§ TASK STATEMENT
Search the data below for the word "into" and copy each line that holds it.
□ □ □ □ □
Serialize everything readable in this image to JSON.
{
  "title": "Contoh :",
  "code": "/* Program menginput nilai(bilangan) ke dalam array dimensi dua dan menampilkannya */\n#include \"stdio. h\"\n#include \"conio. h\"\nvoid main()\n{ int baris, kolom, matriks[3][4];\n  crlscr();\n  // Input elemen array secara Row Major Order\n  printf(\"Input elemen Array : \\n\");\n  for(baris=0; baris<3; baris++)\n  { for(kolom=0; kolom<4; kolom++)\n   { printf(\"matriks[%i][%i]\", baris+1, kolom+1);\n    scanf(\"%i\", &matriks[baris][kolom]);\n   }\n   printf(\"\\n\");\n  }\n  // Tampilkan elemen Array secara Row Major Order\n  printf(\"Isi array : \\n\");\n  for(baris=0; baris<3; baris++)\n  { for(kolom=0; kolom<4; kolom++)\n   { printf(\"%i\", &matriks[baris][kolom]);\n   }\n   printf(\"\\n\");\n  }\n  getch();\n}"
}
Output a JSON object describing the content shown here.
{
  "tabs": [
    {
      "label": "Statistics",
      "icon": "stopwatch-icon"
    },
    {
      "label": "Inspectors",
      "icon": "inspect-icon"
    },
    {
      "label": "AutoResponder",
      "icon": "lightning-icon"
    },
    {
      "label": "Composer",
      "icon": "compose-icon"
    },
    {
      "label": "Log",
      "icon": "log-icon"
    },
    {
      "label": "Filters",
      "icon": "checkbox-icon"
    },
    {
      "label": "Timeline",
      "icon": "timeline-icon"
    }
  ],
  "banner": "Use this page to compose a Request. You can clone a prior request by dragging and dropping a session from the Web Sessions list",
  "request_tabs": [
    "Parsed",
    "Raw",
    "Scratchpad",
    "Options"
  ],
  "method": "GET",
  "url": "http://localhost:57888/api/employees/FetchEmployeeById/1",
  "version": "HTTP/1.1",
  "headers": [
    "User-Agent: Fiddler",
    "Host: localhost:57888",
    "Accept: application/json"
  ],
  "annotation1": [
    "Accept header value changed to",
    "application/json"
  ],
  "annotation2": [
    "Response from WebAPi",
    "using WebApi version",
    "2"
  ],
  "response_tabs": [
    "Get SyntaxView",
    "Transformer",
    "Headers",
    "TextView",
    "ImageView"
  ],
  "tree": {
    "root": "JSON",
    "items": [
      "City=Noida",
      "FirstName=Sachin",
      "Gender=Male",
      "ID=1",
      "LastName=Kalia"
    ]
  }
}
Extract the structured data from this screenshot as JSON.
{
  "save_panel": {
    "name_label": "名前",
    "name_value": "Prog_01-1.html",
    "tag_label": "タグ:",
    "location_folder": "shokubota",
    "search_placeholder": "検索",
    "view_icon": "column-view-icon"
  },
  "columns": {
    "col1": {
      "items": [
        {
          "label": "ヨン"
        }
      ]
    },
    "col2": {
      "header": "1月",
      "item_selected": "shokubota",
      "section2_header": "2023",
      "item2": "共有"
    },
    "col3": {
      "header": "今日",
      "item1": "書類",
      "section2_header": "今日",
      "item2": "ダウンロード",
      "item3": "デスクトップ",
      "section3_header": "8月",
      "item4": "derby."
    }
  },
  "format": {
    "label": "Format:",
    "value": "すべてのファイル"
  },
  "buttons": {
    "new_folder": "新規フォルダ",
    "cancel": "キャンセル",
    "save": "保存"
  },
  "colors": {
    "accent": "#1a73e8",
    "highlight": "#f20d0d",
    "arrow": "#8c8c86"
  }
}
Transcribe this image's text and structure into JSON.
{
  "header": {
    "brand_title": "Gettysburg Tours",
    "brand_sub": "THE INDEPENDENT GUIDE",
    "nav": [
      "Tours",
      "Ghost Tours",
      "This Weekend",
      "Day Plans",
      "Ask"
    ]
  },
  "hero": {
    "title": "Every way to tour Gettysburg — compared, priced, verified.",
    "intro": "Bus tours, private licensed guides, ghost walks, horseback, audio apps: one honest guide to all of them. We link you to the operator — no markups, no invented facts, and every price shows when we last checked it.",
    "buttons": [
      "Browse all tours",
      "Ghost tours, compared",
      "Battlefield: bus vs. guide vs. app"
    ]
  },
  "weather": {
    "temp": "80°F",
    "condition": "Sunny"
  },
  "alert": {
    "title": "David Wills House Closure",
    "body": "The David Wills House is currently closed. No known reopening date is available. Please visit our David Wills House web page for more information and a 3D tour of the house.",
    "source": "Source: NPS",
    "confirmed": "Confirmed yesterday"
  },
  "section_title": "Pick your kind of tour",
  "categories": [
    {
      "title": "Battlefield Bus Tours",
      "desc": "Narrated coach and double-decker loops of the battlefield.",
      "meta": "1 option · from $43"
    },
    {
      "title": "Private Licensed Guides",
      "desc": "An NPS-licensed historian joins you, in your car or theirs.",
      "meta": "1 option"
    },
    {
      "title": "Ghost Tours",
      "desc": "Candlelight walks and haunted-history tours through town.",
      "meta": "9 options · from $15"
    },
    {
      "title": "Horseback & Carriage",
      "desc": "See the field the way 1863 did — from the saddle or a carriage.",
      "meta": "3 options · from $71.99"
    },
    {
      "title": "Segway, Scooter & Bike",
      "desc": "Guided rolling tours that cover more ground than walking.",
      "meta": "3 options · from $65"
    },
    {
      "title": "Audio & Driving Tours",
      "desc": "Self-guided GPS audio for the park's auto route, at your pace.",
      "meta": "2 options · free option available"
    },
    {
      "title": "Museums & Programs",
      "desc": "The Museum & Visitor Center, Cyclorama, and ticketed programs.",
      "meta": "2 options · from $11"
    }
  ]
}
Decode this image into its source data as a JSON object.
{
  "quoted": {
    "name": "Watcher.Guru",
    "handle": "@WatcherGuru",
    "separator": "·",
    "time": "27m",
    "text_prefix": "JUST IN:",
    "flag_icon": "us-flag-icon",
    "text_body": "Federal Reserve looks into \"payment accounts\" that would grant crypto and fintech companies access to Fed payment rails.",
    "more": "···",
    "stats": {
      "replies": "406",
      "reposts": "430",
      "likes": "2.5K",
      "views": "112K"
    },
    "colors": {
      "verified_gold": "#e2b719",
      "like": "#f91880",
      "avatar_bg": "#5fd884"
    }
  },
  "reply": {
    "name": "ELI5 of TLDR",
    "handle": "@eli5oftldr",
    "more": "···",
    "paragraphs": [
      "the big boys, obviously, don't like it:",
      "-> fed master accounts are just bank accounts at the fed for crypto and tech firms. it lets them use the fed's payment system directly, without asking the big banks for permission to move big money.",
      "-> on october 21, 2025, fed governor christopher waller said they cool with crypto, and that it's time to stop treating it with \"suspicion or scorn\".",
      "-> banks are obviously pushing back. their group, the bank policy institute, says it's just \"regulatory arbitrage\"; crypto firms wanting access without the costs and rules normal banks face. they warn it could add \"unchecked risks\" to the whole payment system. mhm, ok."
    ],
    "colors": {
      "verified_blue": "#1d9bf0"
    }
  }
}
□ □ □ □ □
§ ANSWER FOR THE TASK
Transcribe this image's text and structure into JSON.
Decode this image into its source data as a JSON object.
    "text_body": "Federal Reserve looks into \"payment accounts\" that would grant crypto and fintech companies access to Fed payment rails.",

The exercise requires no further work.